It may seem academic perhaps for us. It may seem trite perhaps or common for us to read about this. However, I can speak from personal experience. I met many child soldiers in southern Sudan, Sierra Leone and in other parts of the world. Those children are victims too. What they have been forced to do, in the name of acquiring blood diamonds and other resources for adult leaders, is heinous.
I am thankful, and I think most Canadians are too, that Ambassador Fowler and public servants of the Department of Foreign Affairs public took it upon themselves some years ago to try to address the issue. At that time, Angola, about which Ambassador Fowler felt very passionately, was an area with vast oil resources, and still is. However, it is an area that conflict has been destroying and eviscerating. Millions of people have died, or have been murdered or tortured. In part blood diamonds have driven that. The diamonds, which went through Antwerp and Tel Aviv, were sold and the money from them used to purchase arms.
I have seen young children with brand new automatic weapons that were purchased by these resources. This is a profound tragedy not only for them and the victims but for the countries as well. The resources are not being utilized for the benefit of their country.

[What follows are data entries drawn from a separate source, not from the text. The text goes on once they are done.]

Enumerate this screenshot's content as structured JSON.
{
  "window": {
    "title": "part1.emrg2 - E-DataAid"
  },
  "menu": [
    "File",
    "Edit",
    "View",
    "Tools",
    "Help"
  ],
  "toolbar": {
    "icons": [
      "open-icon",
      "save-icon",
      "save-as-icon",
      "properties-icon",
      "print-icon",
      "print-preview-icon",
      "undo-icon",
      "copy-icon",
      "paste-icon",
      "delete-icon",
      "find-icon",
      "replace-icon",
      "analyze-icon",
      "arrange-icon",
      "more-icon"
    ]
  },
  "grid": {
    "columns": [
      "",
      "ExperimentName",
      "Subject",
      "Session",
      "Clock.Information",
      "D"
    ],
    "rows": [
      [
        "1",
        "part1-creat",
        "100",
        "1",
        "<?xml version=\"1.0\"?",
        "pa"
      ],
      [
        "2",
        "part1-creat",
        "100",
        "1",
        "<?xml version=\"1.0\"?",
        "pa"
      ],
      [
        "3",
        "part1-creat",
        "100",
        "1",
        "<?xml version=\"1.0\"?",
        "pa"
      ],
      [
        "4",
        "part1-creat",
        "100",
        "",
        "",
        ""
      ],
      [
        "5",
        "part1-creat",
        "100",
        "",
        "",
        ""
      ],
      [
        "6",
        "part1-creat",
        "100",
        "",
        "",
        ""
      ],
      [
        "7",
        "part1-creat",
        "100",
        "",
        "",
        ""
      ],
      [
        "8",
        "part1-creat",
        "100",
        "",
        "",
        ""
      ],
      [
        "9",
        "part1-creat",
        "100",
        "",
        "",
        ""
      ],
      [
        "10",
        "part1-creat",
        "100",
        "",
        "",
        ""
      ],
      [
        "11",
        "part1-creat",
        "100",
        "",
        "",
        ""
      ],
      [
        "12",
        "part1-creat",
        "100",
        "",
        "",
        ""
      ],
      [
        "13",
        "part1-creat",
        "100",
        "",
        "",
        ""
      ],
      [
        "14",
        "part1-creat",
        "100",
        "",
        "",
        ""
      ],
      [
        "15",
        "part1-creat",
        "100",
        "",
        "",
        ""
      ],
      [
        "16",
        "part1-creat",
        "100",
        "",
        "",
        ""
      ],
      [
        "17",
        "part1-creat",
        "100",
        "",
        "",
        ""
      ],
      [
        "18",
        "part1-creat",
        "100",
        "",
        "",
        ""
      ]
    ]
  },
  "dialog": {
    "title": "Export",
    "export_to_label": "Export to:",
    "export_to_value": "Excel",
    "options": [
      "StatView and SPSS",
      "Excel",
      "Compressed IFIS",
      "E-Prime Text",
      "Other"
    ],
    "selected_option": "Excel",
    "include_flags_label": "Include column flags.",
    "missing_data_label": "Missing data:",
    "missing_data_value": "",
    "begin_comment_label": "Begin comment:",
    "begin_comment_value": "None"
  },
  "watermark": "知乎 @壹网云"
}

We have had debates about the 0.7% in international aid. We know the real benefits for developing countries, most of which have vast resources, is not the aid that will go to them or 0.7%. It is about enabling those countries to have a stable government, good macro and micro economic policies and a judiciary that is fair, open and independent. It is about a country willing to have a regime that attracts foreign investment so the resources can be sustainably utilized, the profits of which can be used in large part to drive a sensible government and sensible policies for their people.
That direction is articulated a report commissioned by the United Nations about 2003. The report articulates the importance of the utilization of natural resources for the benefit of developing countries. In the confines of that document, exist the ways in which these countries can severe their ties to the west, the aid, and dependent cycle and become self-sufficient for their people. Botswana did it. It was able to utilize its diamonds in a responsible way by having a solid government that invested appropriately. It should be used as an example of a country that has utilized its resources wisely.
I beseech the House to pass the bill forthwith. It is critically important not only for our mining industry but to save lives in other parts of the world.